• **Aim of the task**
Among the lines below, count those that include "JSON", and state the count alone.

Saved data entries:

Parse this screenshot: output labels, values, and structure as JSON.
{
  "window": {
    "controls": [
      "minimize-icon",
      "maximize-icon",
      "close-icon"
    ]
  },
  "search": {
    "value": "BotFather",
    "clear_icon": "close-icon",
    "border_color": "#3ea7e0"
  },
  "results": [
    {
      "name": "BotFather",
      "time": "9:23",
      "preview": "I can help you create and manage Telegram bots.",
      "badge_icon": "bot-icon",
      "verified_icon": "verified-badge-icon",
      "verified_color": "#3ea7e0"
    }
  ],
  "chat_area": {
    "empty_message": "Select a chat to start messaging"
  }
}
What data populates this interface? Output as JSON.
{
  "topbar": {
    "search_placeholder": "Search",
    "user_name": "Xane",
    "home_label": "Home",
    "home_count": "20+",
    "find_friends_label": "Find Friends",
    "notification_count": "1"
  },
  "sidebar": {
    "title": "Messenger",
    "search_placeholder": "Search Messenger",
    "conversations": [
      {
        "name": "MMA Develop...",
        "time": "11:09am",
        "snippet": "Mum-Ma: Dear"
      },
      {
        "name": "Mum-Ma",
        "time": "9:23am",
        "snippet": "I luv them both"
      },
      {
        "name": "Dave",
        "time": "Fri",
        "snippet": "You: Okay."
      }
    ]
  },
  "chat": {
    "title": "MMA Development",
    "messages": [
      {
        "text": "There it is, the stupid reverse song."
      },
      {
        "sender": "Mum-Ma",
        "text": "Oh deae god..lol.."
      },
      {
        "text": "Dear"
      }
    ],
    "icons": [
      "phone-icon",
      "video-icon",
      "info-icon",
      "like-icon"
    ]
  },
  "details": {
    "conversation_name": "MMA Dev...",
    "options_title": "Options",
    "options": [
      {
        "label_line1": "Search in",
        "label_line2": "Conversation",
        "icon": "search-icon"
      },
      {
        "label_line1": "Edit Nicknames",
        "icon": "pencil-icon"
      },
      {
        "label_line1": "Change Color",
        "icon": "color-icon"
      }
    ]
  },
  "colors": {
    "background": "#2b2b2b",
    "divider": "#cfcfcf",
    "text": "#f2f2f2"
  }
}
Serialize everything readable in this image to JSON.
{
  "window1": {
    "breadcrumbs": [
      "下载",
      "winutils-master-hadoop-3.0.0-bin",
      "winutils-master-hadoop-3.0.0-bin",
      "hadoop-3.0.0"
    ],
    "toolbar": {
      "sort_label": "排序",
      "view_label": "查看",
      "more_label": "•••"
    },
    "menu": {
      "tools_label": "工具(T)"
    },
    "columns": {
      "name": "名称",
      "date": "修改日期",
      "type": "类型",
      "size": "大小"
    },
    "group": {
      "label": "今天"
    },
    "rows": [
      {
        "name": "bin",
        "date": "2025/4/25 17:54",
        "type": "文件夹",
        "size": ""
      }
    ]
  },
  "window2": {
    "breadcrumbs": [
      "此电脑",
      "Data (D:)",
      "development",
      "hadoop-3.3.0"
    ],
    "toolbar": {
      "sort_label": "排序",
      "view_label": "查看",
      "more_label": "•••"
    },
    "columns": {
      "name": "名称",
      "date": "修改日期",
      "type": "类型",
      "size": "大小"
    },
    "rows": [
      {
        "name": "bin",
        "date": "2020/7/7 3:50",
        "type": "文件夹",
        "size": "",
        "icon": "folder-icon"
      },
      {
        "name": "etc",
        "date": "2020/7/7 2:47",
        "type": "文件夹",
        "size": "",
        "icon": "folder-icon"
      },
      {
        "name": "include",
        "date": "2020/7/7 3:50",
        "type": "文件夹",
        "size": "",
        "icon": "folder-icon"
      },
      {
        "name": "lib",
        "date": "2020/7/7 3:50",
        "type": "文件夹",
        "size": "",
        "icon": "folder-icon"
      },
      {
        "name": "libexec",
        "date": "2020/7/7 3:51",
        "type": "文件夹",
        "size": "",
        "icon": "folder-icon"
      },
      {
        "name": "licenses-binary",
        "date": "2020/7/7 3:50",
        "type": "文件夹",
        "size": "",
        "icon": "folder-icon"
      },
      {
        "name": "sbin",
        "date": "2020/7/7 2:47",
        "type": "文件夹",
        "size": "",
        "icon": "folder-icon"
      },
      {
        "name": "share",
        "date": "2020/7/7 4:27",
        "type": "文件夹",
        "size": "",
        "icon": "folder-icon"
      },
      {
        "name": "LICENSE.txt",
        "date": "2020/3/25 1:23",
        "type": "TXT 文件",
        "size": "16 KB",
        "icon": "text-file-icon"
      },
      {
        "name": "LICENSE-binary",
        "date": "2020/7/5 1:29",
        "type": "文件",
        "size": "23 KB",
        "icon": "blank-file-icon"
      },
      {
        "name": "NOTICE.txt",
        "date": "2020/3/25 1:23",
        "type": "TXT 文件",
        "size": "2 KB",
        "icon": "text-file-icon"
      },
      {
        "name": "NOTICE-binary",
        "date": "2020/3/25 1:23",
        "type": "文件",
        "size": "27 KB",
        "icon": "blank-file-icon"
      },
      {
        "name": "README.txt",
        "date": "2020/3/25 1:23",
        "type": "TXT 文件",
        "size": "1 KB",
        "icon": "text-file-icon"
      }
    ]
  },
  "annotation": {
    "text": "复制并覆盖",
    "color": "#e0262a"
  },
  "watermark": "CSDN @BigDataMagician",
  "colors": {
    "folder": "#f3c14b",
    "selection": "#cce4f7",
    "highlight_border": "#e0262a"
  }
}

• **Exercise solution**
3